In June 1839 an accusation was made by the priests of Timok to the district Court of Porec [Zajecar] about the inhabitants of the village Sarbanovac because they had opened the graves and mutilated the corpses of several of their dead.
The village is located in modern day Serbia near Zajecar [North West region].
According to the villagers, nine corpses in the local graveyard had turned into vampires [the people are named in the report] and had strangled several men, women [again, the names are given] and children, six infants and a number of animals.
The villagers turned to their local priest for help, but where forbidden to disinter the corpses.
Because they feared for their life, the villagers decided to wait until the priest was out of town and went to the local cemetery to investigate their suspected vampires.
A man called Novak Mikov was paid with 10 grosas [local coin] to do the dirty work.
He dug up the vampires, cut out their hearts and boiled them in wine. After, the hearts were stuffed back into place, and the corpses reburied.
There was one exception.
When the grave of Jona, the wife of Vinulov, was opened everyone agreed that she was no vampire, so her corpse was buried intact.

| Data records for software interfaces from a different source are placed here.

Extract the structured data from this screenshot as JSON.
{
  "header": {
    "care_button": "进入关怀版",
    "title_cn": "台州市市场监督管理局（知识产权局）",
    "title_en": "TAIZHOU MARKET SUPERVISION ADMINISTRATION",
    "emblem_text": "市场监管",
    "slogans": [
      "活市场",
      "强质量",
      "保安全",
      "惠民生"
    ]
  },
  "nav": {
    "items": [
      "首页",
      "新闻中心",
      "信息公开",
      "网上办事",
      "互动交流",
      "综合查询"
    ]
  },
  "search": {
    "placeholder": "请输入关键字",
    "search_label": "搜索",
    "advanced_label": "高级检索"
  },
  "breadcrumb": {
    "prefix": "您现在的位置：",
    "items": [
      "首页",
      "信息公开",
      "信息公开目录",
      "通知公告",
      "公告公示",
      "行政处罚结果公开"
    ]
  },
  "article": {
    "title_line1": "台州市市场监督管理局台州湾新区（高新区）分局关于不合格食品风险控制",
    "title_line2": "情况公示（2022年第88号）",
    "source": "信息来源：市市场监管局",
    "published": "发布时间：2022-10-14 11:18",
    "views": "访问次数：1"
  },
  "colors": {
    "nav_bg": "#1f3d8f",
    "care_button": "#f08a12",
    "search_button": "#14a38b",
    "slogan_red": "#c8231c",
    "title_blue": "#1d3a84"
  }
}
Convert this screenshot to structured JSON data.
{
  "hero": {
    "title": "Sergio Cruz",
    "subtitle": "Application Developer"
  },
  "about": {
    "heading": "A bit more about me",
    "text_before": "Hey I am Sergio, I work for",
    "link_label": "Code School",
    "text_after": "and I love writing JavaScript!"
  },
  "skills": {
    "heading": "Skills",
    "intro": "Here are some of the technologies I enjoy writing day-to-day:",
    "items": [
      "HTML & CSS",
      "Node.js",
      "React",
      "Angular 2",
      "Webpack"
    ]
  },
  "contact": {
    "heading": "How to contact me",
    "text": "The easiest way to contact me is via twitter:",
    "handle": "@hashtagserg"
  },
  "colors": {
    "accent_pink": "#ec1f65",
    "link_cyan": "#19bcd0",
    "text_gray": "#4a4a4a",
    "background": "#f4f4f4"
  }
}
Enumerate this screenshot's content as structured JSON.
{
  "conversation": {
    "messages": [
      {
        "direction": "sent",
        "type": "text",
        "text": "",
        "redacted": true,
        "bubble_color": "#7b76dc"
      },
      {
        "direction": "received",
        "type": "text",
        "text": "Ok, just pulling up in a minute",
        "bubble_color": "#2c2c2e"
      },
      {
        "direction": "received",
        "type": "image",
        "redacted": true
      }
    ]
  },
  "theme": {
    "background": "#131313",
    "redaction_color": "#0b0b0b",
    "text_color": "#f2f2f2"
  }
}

Novak and 4 other villagers that were implicated in “masterminding” the plan were convicted of the crime and sentenced to 7 days in jail plus 30 strokes of cane.